**YOUR GOAL:**
Using the data below, gather each line that includes the word "label".

-- DATA RECORDS follows --

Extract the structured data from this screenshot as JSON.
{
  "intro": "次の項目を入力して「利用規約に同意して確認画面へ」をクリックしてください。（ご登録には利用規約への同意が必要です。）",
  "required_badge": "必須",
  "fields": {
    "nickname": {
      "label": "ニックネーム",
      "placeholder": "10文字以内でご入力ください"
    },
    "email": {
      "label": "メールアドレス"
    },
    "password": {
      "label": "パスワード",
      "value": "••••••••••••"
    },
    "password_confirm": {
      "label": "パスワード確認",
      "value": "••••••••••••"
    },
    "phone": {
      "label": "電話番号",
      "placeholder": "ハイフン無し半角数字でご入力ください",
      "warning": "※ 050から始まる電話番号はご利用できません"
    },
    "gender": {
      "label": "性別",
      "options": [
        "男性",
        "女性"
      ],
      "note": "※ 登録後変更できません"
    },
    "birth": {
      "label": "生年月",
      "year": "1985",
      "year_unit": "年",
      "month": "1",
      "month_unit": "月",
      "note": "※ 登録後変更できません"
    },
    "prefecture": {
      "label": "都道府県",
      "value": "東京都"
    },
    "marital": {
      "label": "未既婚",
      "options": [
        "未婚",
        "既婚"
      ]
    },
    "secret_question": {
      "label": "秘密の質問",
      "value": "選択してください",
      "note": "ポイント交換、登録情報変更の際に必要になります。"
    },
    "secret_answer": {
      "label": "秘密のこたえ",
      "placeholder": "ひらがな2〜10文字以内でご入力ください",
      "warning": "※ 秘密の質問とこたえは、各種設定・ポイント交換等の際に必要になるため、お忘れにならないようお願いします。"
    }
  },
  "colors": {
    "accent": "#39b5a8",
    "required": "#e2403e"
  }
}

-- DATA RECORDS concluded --

**RESULT:**
      "label": "ニックネーム",
      "label": "メールアドレス"
      "label": "パスワード",
      "label": "パスワード確認",
      "label": "電話番号",
      "label": "性別",
      "label": "生年月",
      "label": "都道府県",
      "label": "未既婚",
      "label": "秘密の質問",
      "label": "秘密のこたえ",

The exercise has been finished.